[Interface dataset entries]
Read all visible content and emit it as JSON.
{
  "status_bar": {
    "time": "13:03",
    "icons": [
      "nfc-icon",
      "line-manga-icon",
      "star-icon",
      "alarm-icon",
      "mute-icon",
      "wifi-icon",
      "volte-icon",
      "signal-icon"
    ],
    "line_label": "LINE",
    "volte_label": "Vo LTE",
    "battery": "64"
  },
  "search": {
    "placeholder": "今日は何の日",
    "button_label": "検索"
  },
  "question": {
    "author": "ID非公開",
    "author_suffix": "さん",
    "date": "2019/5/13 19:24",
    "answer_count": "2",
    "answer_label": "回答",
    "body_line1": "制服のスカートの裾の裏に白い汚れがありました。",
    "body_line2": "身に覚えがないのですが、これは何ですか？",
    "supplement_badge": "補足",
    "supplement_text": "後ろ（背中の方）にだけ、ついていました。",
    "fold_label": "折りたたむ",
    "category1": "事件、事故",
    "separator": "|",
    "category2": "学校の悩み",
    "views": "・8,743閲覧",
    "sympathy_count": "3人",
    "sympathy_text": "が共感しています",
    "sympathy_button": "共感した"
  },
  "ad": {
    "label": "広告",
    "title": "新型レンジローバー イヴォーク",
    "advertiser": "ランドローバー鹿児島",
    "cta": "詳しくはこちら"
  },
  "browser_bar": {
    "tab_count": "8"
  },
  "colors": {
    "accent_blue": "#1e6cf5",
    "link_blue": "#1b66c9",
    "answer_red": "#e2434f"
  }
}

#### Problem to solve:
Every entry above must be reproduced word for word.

#### The completed task:
Read all visible content and emit it as JSON.
{
  "status_bar": {
    "time": "13:03",
    "icons": [
      "nfc-icon",
      "line-manga-icon",
      "star-icon",
      "alarm-icon",
      "mute-icon",
      "wifi-icon",
      "volte-icon",
      "signal-icon"
    ],
    "line_label": "LINE",
    "volte_label": "Vo LTE",
    "battery": "64"
  },
  "search": {
    "placeholder": "今日は何の日",
    "button_label": "検索"
  },
  "question": {
    "author": "ID非公開",
    "author_suffix": "さん",
    "date": "2019/5/13 19:24",
    "answer_count": "2",
    "answer_label": "回答",
    "body_line1": "制服のスカートの裾の裏に白い汚れがありました。",
    "body_line2": "身に覚えがないのですが、これは何ですか？",
    "supplement_badge": "補足",
    "supplement_text": "後ろ（背中の方）にだけ、ついていました。",
    "fold_label": "折りたたむ",
    "category1": "事件、事故",
    "separator": "|",
    "category2": "学校の悩み",
    "views": "・8,743閲覧",
    "sympathy_count": "3人",
    "sympathy_text": "が共感しています",
    "sympathy_button": "共感した"
  },
  "ad": {
    "label": "広告",
    "title": "新型レンジローバー イヴォーク",
    "advertiser": "ランドローバー鹿児島",
    "cta": "詳しくはこちら"
  },
  "browser_bar": {
    "tab_count": "8"
  },
  "colors": {
    "accent_blue": "#1e6cf5",
    "link_blue": "#1b66c9",
    "answer_red": "#e2434f"
  }
}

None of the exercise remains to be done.